Are you bearing fruit in your current job? Have you been able to invest in the lives of others, to be productive, and feel satisfied? If not, pray for guidance, and consider reading the book of James in the New Testament. It’s first chapter tells us that if we seek wisdom from God, he won’t withold it.

Happy Monday


Ever start the week and feel like you’re acting out a scene in the movie Groundhog Day? Some Mondays just seem like the beginning of another monotonous week – the same office, the same “to do” list, and the same challenges. Not every Monday is like this, but sometimes it’s easy to feel a bit uninspired.

When I feel like this, I try and remind myself that I’m missing the point. It’s the people that make work special, and our lives and theirs rarely stay the same. Marriages, auto repairs, graduations, relationships, deaths, hockey games, pregnancies, vacations, and haircuts – life is always moving and the more of those rote, predictable weeks we experience, the more opportuntities we get to better know our coworkers. As time passes, we become not just spectators of their lives, but important parts of them.

When asked by a religious leader of his day what the most important command in the ancient Hebrew scriptures was, Jesus quoted Deuteronomy 6:5 (later known as the Shema Yisrael – to love God with all of your heart) and then he added something else,

“The most important commandment is this: ‘Listen, O Israel! The Lord our God is the one and only Lord. And you must love the Lord your God with all your heart, all your soul, all your mind, and all your strength.’ The second is equally important: ‘Love your neighbor as yourself.’ No other commandment is greater than these.” (Mark 12:29-31 NLT)

Love your neighbor as yourself. I’m not sure about you, but the neighbors I see the most of aren’t the people across the street, they are the ones across the aisle. This week there may be those moments when work is really work, and as I posted a few days ago, we can’t shirk our responsibilty to be productive. But let’s not lose sight of the fact that we have opportunities to stop and listen – really listen – to our workplace neighbors who want to share a little about their lives with a friendly, encouraging coworker.

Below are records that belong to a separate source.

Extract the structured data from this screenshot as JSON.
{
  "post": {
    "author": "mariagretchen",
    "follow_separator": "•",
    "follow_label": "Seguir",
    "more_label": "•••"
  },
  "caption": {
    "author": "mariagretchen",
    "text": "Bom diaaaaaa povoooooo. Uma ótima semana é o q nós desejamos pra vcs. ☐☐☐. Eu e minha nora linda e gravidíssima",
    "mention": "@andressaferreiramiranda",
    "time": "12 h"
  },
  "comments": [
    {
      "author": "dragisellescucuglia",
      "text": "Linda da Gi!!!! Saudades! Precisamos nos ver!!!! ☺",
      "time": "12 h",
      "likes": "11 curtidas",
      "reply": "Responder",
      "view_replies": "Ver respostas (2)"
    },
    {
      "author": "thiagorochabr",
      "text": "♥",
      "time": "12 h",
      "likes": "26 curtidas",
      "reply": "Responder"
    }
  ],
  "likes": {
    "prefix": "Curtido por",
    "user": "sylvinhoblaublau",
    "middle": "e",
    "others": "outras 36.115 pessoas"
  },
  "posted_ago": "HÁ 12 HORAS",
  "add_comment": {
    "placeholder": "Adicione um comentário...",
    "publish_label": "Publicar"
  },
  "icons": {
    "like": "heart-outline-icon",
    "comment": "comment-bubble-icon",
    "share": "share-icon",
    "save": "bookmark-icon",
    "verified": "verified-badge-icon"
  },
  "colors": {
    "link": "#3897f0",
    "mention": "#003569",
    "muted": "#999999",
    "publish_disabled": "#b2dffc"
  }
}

Tune in tomorrow for more thoughts on how to invest in the lives of our workplace neighbors.

Introducing: The Cubicle Congregation

Welcome to the first post of the Cubicle Congregation, which refers to the millions of Christians across the globe that spend their weekdays in offices. This blog is meant to serve as an encouragement to those who would like to behave as Christians – loving others, making choices of integrity, and working hard with a sound work ethic – in the corporate world.

Let’s start with a really simple concept – pleasing your boss. In this case, I’m not referring to the man or woman who does your yearly review, but to God. When the apostle Paul wrote to the people at the church in Ephesus in modern-day Turkey, he wrote that we should, “Work with enthusiasm, as though you were working for the Lord rather than for people.” (Ephesians 6:7, NLT)  I don’t know about you, but I’ve had great bosses and not-so-great bosses, and it certainly effects my motivation and performance at work. But Paul is saying here that our performance standard must be higher – it needs to be based on serving the ultimate Supervisor, who is wiser, more loving and faithful than any human boss we’ll ever encounter. Let’s meditate on that thought and let it motivate us as we head into the work week.